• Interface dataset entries
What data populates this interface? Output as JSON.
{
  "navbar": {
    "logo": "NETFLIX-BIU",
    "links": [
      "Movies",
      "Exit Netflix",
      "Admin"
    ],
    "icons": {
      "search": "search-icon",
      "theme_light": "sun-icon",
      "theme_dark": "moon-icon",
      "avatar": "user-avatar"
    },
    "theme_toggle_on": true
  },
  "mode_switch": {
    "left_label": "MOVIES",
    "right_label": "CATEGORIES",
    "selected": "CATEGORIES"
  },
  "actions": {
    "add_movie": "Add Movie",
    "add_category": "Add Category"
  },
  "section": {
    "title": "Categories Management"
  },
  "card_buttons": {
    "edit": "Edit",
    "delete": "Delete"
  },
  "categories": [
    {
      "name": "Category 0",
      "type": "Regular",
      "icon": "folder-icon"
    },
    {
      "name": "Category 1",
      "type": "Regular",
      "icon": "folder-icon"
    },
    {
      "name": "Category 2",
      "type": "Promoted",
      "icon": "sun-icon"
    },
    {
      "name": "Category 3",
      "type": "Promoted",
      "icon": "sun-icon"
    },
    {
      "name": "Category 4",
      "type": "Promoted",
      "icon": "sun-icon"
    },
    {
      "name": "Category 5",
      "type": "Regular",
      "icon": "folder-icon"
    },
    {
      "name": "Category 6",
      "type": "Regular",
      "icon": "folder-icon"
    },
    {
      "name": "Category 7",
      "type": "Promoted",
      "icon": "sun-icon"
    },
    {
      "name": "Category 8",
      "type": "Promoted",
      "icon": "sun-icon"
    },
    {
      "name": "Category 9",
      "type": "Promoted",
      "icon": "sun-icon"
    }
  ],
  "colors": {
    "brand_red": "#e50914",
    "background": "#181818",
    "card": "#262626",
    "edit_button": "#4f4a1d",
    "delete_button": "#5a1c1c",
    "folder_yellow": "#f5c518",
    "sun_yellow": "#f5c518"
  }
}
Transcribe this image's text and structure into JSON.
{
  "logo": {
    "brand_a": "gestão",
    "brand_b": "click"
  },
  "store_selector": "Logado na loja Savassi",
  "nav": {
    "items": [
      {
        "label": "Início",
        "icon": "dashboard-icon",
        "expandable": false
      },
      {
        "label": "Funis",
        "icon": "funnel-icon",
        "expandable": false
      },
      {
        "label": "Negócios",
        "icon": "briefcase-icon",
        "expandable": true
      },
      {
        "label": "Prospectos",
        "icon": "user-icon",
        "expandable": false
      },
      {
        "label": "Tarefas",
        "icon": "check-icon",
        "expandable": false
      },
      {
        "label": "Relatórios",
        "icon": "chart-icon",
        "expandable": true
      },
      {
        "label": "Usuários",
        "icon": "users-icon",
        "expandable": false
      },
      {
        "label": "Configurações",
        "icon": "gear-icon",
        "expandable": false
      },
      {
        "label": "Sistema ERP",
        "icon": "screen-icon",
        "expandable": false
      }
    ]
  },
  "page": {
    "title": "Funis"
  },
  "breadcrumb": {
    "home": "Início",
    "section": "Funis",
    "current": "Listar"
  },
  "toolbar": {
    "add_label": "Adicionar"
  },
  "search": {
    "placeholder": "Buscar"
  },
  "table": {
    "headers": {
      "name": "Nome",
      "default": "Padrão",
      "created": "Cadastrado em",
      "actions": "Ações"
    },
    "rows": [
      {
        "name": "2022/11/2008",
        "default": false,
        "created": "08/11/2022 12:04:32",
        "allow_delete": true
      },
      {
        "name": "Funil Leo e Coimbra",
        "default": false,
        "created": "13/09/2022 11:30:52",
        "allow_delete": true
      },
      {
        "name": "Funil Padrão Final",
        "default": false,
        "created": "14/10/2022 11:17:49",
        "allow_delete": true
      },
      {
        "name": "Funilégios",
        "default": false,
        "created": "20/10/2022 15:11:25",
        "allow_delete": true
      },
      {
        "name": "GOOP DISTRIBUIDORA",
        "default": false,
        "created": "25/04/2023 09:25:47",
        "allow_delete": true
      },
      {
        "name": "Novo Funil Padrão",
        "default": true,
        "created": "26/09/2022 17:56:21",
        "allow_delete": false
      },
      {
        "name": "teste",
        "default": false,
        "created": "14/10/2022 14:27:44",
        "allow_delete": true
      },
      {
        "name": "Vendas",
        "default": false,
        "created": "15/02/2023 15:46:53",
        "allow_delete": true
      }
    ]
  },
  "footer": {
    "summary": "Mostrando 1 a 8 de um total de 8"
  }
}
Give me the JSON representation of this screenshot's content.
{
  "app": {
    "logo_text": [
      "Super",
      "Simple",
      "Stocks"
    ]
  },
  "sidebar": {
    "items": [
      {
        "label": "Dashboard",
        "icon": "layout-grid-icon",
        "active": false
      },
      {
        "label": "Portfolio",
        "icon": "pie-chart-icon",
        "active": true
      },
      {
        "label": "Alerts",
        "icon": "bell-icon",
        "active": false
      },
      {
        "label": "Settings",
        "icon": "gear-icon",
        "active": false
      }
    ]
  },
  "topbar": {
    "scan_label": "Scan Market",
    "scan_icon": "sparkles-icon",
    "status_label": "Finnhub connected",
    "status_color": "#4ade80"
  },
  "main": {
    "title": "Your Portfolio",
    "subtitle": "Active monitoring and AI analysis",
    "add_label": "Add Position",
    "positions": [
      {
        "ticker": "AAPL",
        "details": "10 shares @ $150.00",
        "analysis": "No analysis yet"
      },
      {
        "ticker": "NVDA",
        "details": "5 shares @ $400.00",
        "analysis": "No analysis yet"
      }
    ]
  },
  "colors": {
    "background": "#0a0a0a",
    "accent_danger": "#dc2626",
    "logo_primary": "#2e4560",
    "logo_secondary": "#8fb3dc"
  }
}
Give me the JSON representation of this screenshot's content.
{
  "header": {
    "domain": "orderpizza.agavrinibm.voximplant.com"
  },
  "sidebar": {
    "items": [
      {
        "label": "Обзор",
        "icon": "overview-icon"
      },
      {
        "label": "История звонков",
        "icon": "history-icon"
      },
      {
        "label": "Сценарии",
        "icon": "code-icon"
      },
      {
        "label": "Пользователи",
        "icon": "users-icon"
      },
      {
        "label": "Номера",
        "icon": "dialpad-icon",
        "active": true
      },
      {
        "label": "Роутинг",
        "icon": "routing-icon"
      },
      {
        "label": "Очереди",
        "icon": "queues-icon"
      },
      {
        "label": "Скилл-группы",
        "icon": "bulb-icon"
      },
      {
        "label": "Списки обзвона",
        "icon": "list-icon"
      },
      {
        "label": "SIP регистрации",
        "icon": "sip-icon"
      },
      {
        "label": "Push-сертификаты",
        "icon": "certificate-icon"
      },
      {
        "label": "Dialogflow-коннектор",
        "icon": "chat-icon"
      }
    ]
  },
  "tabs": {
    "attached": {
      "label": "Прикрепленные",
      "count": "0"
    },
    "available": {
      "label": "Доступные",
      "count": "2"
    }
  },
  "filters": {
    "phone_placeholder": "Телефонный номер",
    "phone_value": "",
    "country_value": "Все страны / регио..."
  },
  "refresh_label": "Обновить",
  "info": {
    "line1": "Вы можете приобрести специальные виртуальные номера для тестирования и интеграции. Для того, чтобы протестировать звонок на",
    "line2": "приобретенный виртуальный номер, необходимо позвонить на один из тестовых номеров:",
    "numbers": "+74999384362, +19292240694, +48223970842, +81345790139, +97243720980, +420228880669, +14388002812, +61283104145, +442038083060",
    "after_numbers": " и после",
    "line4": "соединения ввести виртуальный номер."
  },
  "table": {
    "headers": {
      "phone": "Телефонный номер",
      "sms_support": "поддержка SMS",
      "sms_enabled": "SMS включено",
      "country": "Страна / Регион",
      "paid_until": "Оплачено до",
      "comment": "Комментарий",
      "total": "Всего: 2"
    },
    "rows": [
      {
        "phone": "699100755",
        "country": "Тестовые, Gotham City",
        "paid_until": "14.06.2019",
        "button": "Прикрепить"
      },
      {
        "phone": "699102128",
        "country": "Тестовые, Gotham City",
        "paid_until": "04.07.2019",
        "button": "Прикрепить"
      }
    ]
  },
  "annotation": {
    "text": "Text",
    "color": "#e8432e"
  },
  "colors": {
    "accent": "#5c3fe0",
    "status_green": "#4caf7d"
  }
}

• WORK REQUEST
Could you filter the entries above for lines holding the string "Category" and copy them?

• RESPONSE TO THE EXERCISE
    "add_category": "Add Category"
      "name": "Category 0",
      "name": "Category 1",
      "name": "Category 2",
      "name": "Category 3",
      "name": "Category 4",
      "name": "Category 5",
      "name": "Category 6",
      "name": "Category 7",
      "name": "Category 8",
      "name": "Category 9",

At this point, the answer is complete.